== What you are asked to do ==
Copy out each line in the material below that has the word "desc".

_ _ _ _

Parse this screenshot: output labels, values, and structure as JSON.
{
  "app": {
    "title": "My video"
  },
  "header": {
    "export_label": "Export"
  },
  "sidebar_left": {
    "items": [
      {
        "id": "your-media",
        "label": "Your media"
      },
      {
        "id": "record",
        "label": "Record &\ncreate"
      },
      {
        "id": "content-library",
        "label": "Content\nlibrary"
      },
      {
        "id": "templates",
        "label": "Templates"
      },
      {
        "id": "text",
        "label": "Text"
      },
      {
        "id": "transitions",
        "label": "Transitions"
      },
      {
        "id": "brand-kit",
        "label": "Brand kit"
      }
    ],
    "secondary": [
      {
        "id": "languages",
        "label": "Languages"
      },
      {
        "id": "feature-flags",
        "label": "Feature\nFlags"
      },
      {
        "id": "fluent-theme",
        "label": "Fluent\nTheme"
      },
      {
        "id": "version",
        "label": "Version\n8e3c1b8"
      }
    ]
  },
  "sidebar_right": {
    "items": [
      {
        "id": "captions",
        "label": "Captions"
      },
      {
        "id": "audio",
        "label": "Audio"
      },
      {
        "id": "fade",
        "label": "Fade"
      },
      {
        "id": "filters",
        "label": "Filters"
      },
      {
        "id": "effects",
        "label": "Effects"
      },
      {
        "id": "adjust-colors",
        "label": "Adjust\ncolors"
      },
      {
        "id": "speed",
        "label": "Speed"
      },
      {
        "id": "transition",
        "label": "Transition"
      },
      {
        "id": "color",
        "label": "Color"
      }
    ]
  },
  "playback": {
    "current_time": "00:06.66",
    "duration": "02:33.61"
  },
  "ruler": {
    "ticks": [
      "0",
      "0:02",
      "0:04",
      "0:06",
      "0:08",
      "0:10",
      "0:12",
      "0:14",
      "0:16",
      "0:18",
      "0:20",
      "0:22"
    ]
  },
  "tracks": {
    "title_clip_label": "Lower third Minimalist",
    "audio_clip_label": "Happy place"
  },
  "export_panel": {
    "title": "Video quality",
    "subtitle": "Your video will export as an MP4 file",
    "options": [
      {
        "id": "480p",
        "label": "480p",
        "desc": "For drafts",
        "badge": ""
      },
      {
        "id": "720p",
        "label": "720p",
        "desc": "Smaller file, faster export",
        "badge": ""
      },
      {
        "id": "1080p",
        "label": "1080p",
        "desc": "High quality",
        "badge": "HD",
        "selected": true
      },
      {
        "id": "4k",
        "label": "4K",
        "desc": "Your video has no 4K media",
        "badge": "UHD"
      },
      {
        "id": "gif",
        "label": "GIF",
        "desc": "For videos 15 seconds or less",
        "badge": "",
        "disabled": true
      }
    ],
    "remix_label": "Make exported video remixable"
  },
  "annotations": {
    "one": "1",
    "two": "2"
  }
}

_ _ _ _

== Result of the task ==
        "desc": "For drafts",
        "desc": "Smaller file, faster export",
        "desc": "High quality",
        "desc": "Your video has no 4K media",
        "desc": "For videos 15 seconds or less",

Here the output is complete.